10. But it is obvious that in dealing with the other point great importance attaches to the evidence that the defendants were in possession of the disputed land for many years through Mohesh, who in his turn sublet it to the Tushbandar Estate, and to the evidence with regard to the difficulties which the defendants experienced in inducing the Court of Wards to surrender the plot when they themselves required it for the construction of their own residence.

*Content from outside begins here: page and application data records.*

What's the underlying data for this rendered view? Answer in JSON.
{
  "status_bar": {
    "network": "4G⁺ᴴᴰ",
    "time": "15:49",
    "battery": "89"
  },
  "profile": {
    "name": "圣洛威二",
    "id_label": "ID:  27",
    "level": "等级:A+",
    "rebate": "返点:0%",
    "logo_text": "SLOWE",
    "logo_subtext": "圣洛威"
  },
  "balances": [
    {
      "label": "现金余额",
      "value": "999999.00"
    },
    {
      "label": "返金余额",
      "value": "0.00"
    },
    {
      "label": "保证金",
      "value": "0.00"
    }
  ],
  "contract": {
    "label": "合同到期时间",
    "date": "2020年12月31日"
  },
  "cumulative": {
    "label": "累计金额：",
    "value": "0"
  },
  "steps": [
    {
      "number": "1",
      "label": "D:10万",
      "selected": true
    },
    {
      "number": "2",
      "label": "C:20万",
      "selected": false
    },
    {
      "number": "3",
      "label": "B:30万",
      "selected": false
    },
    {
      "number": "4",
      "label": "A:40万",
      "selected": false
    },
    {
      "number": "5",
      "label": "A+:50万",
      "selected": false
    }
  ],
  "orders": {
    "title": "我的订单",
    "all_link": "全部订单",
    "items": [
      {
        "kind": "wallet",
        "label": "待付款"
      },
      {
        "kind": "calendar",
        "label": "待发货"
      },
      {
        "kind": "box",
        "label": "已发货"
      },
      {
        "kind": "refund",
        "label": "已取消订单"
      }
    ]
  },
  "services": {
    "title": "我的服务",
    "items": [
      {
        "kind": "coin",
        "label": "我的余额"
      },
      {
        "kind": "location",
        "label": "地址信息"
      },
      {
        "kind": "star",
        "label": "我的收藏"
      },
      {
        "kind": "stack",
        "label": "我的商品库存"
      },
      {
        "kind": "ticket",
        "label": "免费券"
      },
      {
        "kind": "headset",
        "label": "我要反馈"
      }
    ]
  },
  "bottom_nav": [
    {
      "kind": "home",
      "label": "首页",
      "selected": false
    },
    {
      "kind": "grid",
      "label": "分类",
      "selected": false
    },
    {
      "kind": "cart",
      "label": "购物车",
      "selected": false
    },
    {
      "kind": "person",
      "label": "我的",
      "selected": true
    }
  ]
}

11. In my opinion it cannot be questioned that there wag ample evidence on the record to justify the finding of the trial Court with regard to a lost grant. If the Judge sitting in appeal had on a consideration of that evidence, affirmed that judgment I should not have been prepared to interfere with his conclusion in second appeal. The real question for our determination on that part of the case is whether he did so affirm the original judgment. I must confess that on first reading the judgment I reached the conclusion that there was no finding on this point at all. But on re-perusing it, it appears to me that the learned Judge did intend to affirm that finding. The legal advisers of the appellants also apparently took this view (vide ground No. 1 in the petition of appeal). But in view of the halting and at times unfortunate language used by the learned Judge it is impossible to feel any certainty on this point. As my learned brother is strongly of opinion that there is no real finding on the point, I consider that the most satisfactory course is to direct a re-hearing of the appeal on both points. I therefore concur in the order which he proposes to make.